At Kempton Park last week I saw a fabulous water colour by Charles Whymper. The picture was small, of a family group in fine un-faded condition from the last quarter of the 19th century. It was not a typical subject matter but a delight. Twenty years ago this picture would have been selling for at least £1000 pounds. In today's market the dealer wanted £200 and would probably have taken less. This has been the face of Victorian art over the past 2 decades
Victorian painting start to lose popularity in the 1990's with the rise in the market of 20th century. British Art and a resurgence of contemporary painting. In my opinion this was a good thing to happen as both the markets have produced fresh vibrant and challenging art that fits perfectly with the current interiors and design trend.
Whilst there are many appalling watercolours and oils from the period some are timeless and even today of great value. I recently purchased three drawings by Sir David Wilkie RA, with some trepidation. The three drawings are studies for larger paintings and come from a collector for historical subject matter. Will these pictures stand the test of time or will they be consigned to the historical waste bin, which is called Victoriana? Time will tell. As yet I've been unable to identify any of the subject matters depicted in the pen drawings but I'm having fun checking them out!

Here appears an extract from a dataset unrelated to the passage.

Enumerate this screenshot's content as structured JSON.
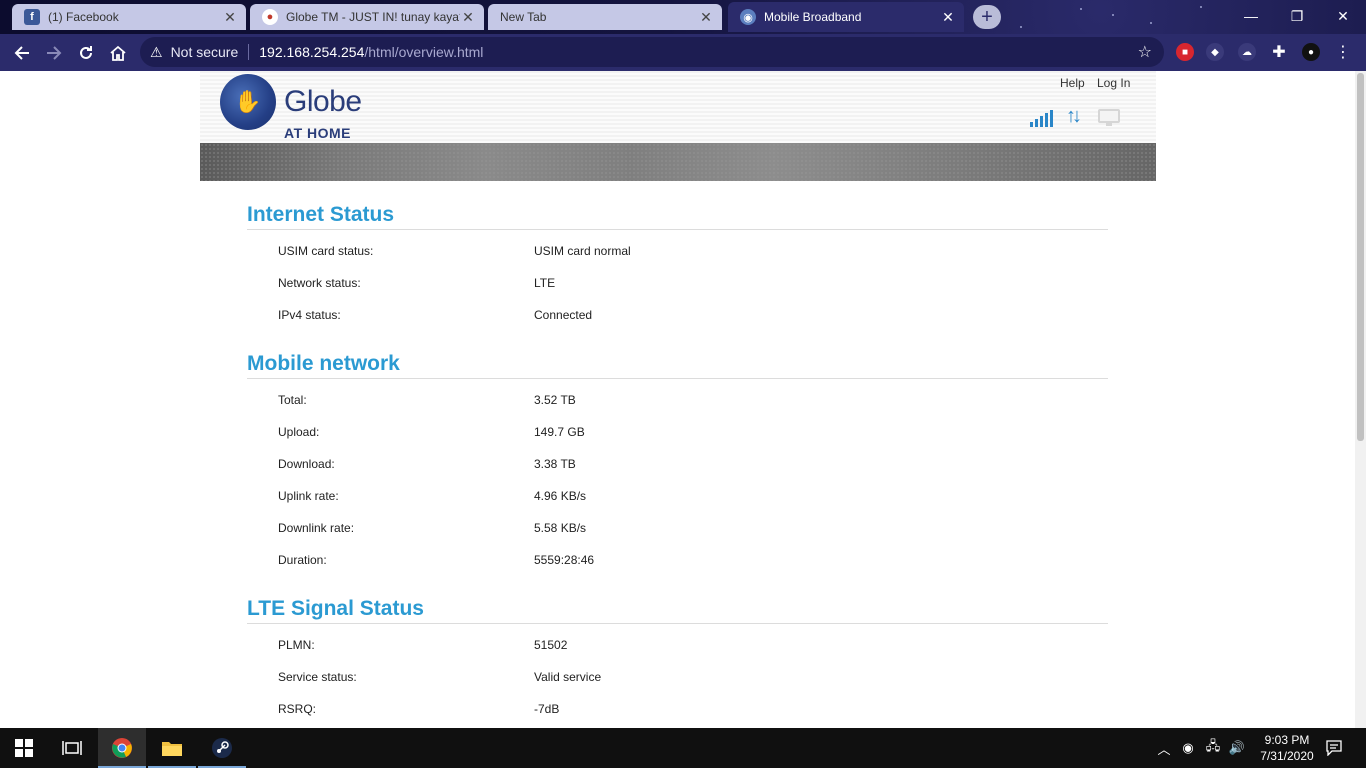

Art is cyclical and I'm sure that in years to come Victorian painting will again be re-evaluated. However, I suspect (and hope) this will not be during my dealing career.
John Stocks @ AM Fine Art